Aim of the task — Pull out every line from the listing that has the word "Monitoring".

Data section —
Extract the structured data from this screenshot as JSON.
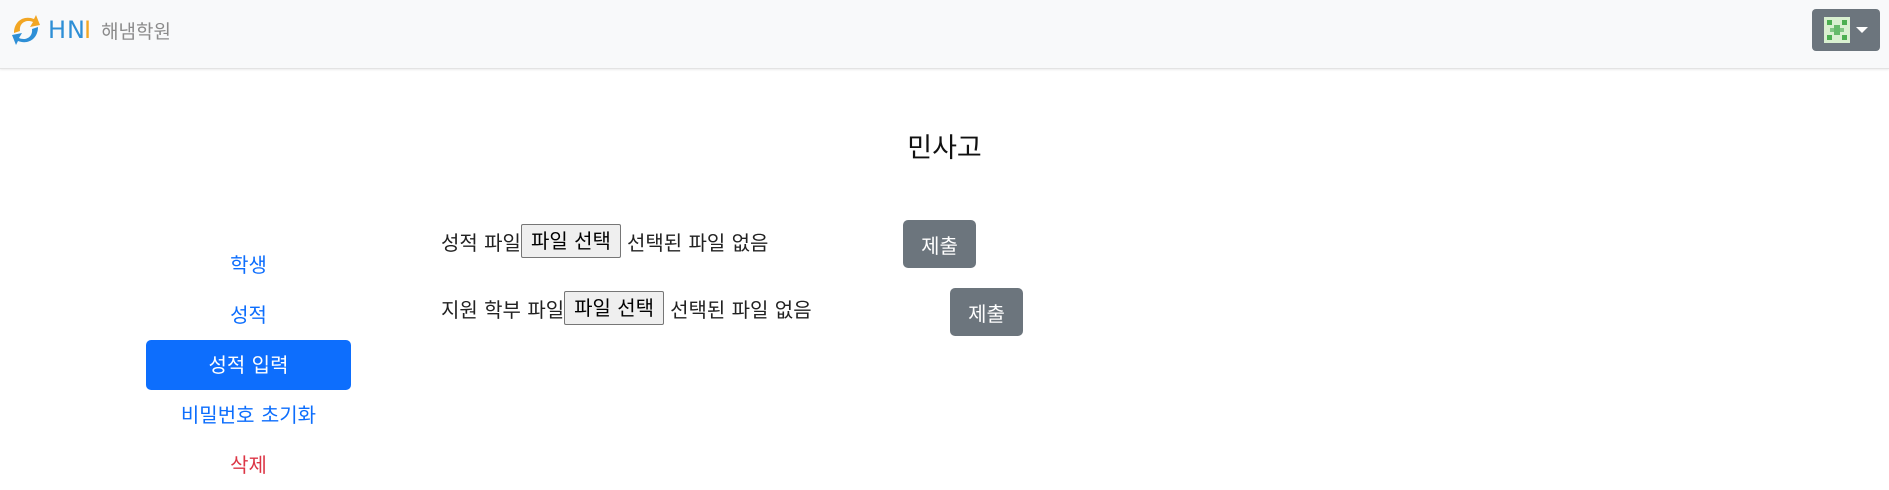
{
  "navbar": {
    "brand_hni": "HN",
    "brand_bar": "I",
    "brand_name": "해냄학원",
    "user_menu_icon": "avatar-icon"
  },
  "page": {
    "title": "민사고"
  },
  "sidebar": {
    "items": [
      {
        "label": "학생",
        "state": "link"
      },
      {
        "label": "성적",
        "state": "link"
      },
      {
        "label": "성적 입력",
        "state": "active"
      },
      {
        "label": "비밀번호 초기화",
        "state": "link"
      },
      {
        "label": "삭제",
        "state": "danger"
      }
    ]
  },
  "forms": [
    {
      "label": "성적 파일",
      "file_button": "파일 선택",
      "file_status": "선택된 파일 없음",
      "submit": "제출"
    },
    {
      "label": "지원 학부 파일",
      "file_button": "파일 선택",
      "file_status": "선택된 파일 없음",
      "submit": "제출"
    }
  ],
  "colors": {
    "primary": "#0d6efd",
    "secondary": "#6c757d",
    "danger": "#dc3545",
    "navbar_bg": "#f8f9fa"
  }
}
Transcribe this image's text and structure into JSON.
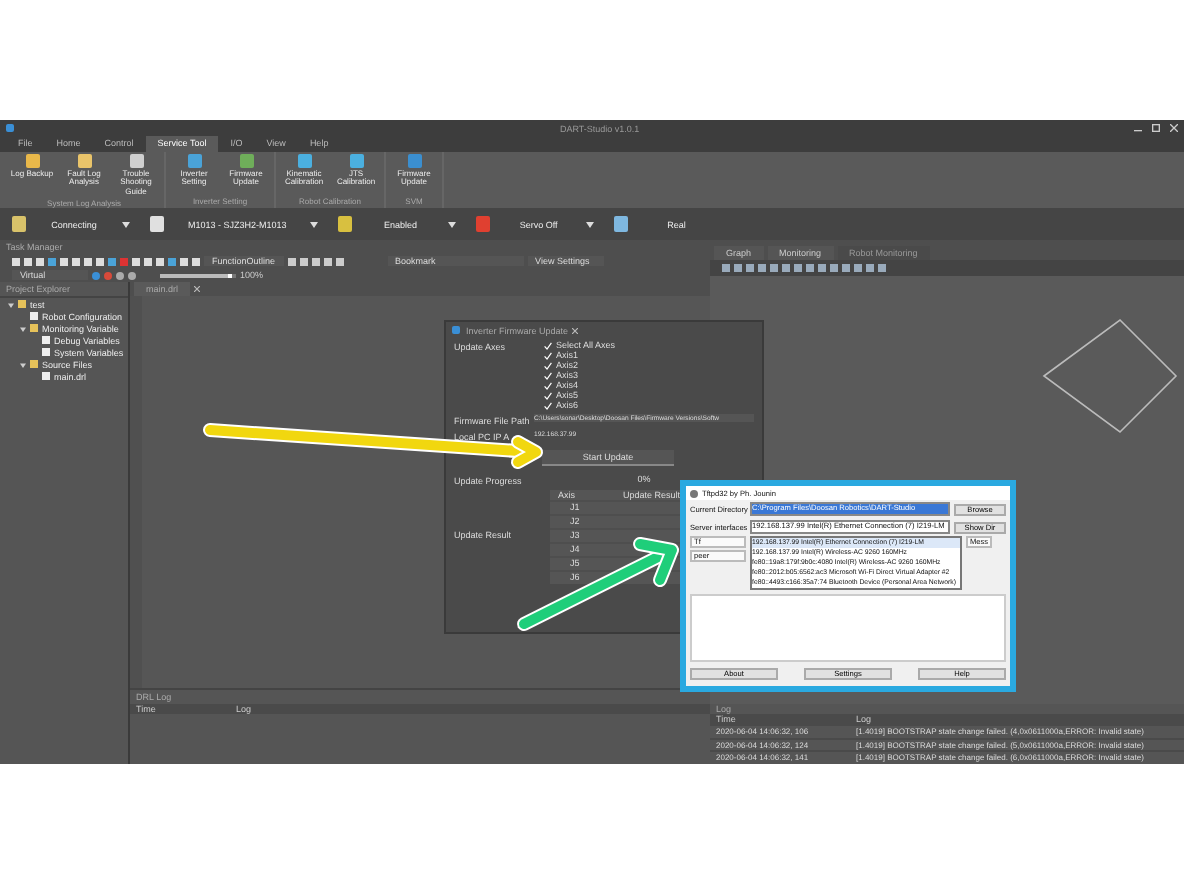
{
  "window": {
    "title": "DART-Studio v1.0.1"
  },
  "menu_tabs": [
    {
      "label": "File",
      "selected": false
    },
    {
      "label": "Home",
      "selected": false
    },
    {
      "label": "Control",
      "selected": false
    },
    {
      "label": "Service Tool",
      "selected": true
    },
    {
      "label": "I/O",
      "selected": false
    },
    {
      "label": "View",
      "selected": false
    },
    {
      "label": "Help",
      "selected": false
    }
  ],
  "ribbon_groups": [
    {
      "label": "System Log Analysis",
      "buttons": [
        "Log Backup",
        "Fault Log Analysis",
        "Trouble Shooting Guide"
      ]
    },
    {
      "label": "Inverter Setting",
      "buttons": [
        "Inverter Setting",
        "Firmware Update"
      ]
    },
    {
      "label": "Robot Calibration",
      "buttons": [
        "Kinematic Calibration",
        "JTS Calibration"
      ]
    },
    {
      "label": "SVM",
      "buttons": [
        "Firmware Update"
      ]
    }
  ],
  "status_toolbar": [
    {
      "label": "Connecting",
      "dropdown": true
    },
    {
      "label": "M1013 - SJZ3H2-M1013",
      "dropdown": true
    },
    {
      "label": "Enabled",
      "dropdown": true
    },
    {
      "label": "Servo Off",
      "dropdown": true
    },
    {
      "label": "Real",
      "dropdown": false
    }
  ],
  "task_manager": {
    "title": "Task Manager",
    "function_outline": "FunctionOutline",
    "bookmark": "Bookmark",
    "view_settings": "View Settings",
    "mode": "Virtual",
    "zoom_slider": {
      "level": 0.9
    },
    "zoom": "100%"
  },
  "project_explorer": {
    "title": "Project Explorer",
    "tree": [
      {
        "label": "test",
        "expanded": true,
        "children": [
          {
            "label": "Robot Configuration"
          },
          {
            "label": "Monitoring Variable",
            "expanded": true,
            "children": [
              {
                "label": "Debug Variables"
              },
              {
                "label": "System Variables"
              }
            ]
          },
          {
            "label": "Source Files",
            "expanded": true,
            "children": [
              {
                "label": "main.drl"
              }
            ]
          }
        ]
      }
    ]
  },
  "editor_tab": "main.drl",
  "right_tabs": [
    {
      "label": "Graph",
      "selected": false
    },
    {
      "label": "Monitoring",
      "selected": false
    },
    {
      "label": "Robot Monitoring",
      "selected": true
    }
  ],
  "firmware_dialog": {
    "title": "Inverter Firmware Update",
    "update_axes_label": "Update Axes",
    "axes": [
      {
        "label": "Select All Axes",
        "checked": true
      },
      {
        "label": "Axis1",
        "checked": true
      },
      {
        "label": "Axis2",
        "checked": true
      },
      {
        "label": "Axis3",
        "checked": true
      },
      {
        "label": "Axis4",
        "checked": true
      },
      {
        "label": "Axis5",
        "checked": true
      },
      {
        "label": "Axis6",
        "checked": true
      }
    ],
    "file_path_label": "Firmware File Path",
    "file_path": "C:\\Users\\sonar\\Desktop\\Doosan Files\\Firmware Versions\\Softw",
    "ip_label": "Local PC IP A",
    "ip": "192.168.37.99",
    "start_button": "Start Update",
    "progress_label": "Update Progress",
    "progress": "0%",
    "result_label": "Update Result",
    "result_columns": [
      "Axis",
      "Update Result"
    ],
    "result_rows": [
      "J1",
      "J2",
      "J3",
      "J4",
      "J5",
      "J6"
    ]
  },
  "tftpd_dialog": {
    "title": "Tftpd32 by Ph. Jounin",
    "dir_label": "Current Directory",
    "dir": "C:\\Program Files\\Doosan Robotics\\DART-Studio",
    "browse": "Browse",
    "show_dir": "Show Dir",
    "iface_label": "Server interfaces",
    "iface_value": "192.168.137.99      Intel(R) Ethernet Connection (7) I219-LM",
    "tab": "Tf",
    "peer": "peer",
    "more": "Mess",
    "options": [
      {
        "label": "192.168.137.99      Intel(R) Ethernet Connection (7) I219-LM",
        "selected": true
      },
      {
        "label": "192.168.137.99      Intel(R) Wireless-AC 9260 160MHz",
        "selected": false
      },
      {
        "label": "fe80::19a8:179f:9b0c:4080 Intel(R) Wireless-AC 9260 160MHz",
        "selected": false
      },
      {
        "label": "fe80::2012:b05:6562:ac3 Microsoft Wi-Fi Direct Virtual Adapter #2",
        "selected": false
      },
      {
        "label": "fe80::4493:c166:35a7:74 Bluetooth Device (Personal Area Network)",
        "selected": false
      }
    ],
    "buttons": [
      "About",
      "Settings",
      "Help"
    ]
  },
  "drl_log": {
    "title": "DRL Log",
    "columns": [
      "Time",
      "Log"
    ]
  },
  "log": {
    "title": "Log",
    "columns": [
      "Time",
      "Log"
    ],
    "rows": [
      {
        "time": "2020-06-04 14:06:32, 106",
        "message": "[1.4019] BOOTSTRAP state change failed. (4,0x0611000a,ERROR: Invalid state)"
      },
      {
        "time": "2020-06-04 14:06:32, 124",
        "message": "[1.4019] BOOTSTRAP state change failed. (5,0x0611000a,ERROR: Invalid state)"
      },
      {
        "time": "2020-06-04 14:06:32, 141",
        "message": "[1.4019] BOOTSTRAP state change failed. (6,0x0611000a,ERROR: Invalid state)"
      }
    ]
  }
}
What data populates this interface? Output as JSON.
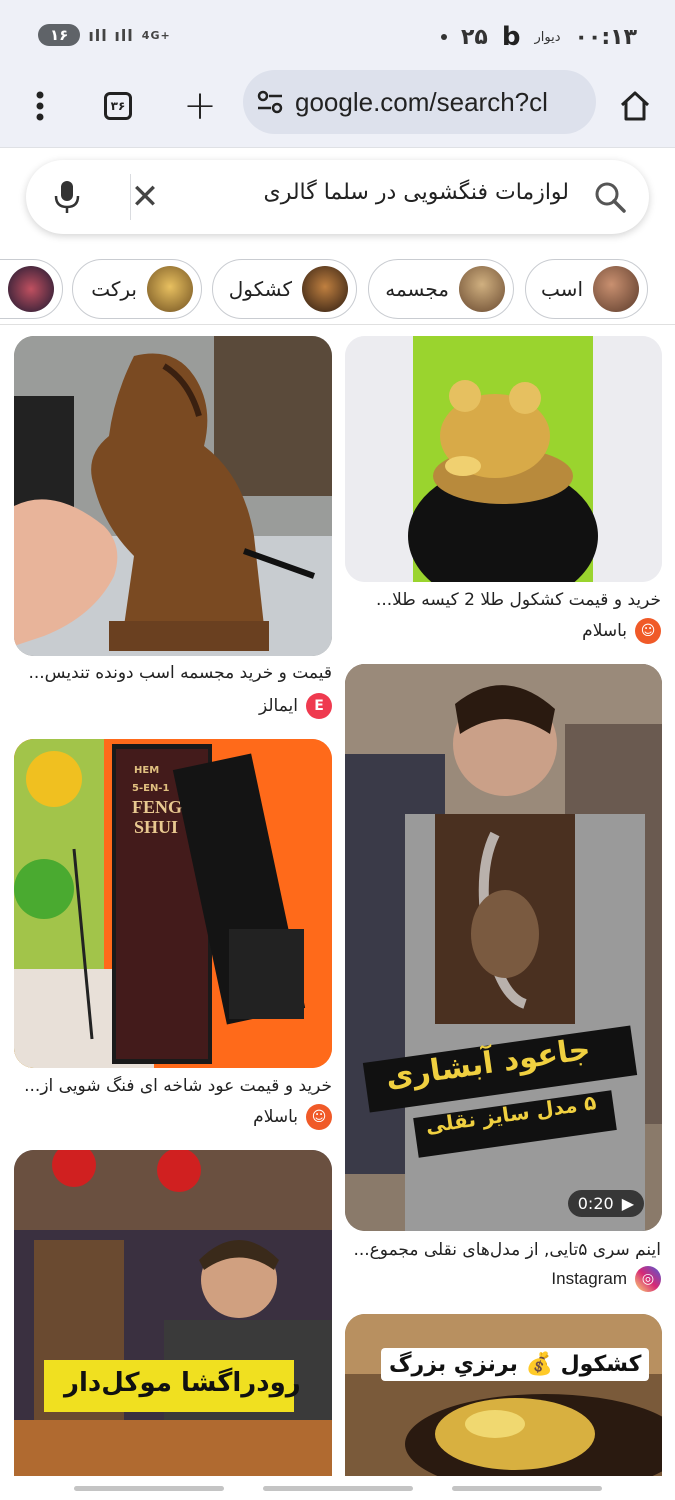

Expected output —
            "label": "Monitoring Variable",
      "label": "Monitoring",
      "label": "Robot Monitoring",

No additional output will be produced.